Work order: Pictures appear among the records. Write out all else exactly as it stands.

(Beginning of Task data)

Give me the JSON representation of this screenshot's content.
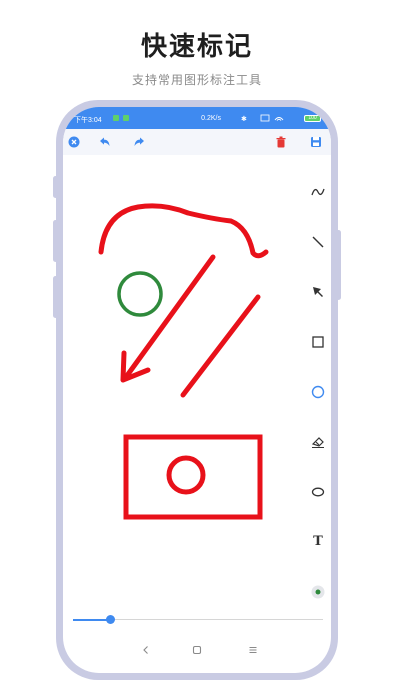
{
  "promo": {
    "title": "快速标记",
    "subtitle": "支持常用图形标注工具"
  },
  "statusbar": {
    "time": "下午3:04",
    "network": "0.2K/s",
    "battery": "100"
  },
  "toolbar": {
    "close": "close-icon",
    "undo": "undo-icon",
    "redo": "redo-icon",
    "delete": "trash-icon",
    "save": "save-icon"
  },
  "tools": {
    "text_label": "T",
    "items": [
      "freehand-icon",
      "line-icon",
      "arrow-icon",
      "rectangle-icon",
      "circle-icon",
      "eraser-icon",
      "ellipse-icon",
      "text-icon",
      "color-picker-icon"
    ],
    "active": "circle-icon"
  },
  "stroke_width": {
    "value": 0.15
  },
  "colors": {
    "accent": "#3f8af0",
    "ink_red": "#e8111a",
    "ink_green": "#2f8a3c",
    "frame": "#c9cbe3"
  },
  "navbar": {
    "back": "back-icon",
    "home": "home-icon",
    "menu": "menu-icon"
  }
}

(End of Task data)

Response below:
Give me the JSON representation of this screenshot's content.
{
  "promo": {
    "title": "快速标记",
    "subtitle": "支持常用图形标注工具"
  },
  "statusbar": {
    "time": "下午3:04",
    "network": "0.2K/s",
    "battery": "100"
  },
  "toolbar": {
    "close": "close-icon",
    "undo": "undo-icon",
    "redo": "redo-icon",
    "delete": "trash-icon",
    "save": "save-icon"
  },
  "tools": {
    "text_label": "T",
    "items": [
      "freehand-icon",
      "line-icon",
      "arrow-icon",
      "rectangle-icon",
      "circle-icon",
      "eraser-icon",
      "ellipse-icon",
      "text-icon",
      "color-picker-icon"
    ],
    "active": "circle-icon"
  },
  "stroke_width": {
    "value": 0.15
  },
  "colors": {
    "accent": "#3f8af0",
    "ink_red": "#e8111a",
    "ink_green": "#2f8a3c",
    "frame": "#c9cbe3"
  },
  "navbar": {
    "back": "back-icon",
    "home": "home-icon",
    "menu": "menu-icon"
  }
}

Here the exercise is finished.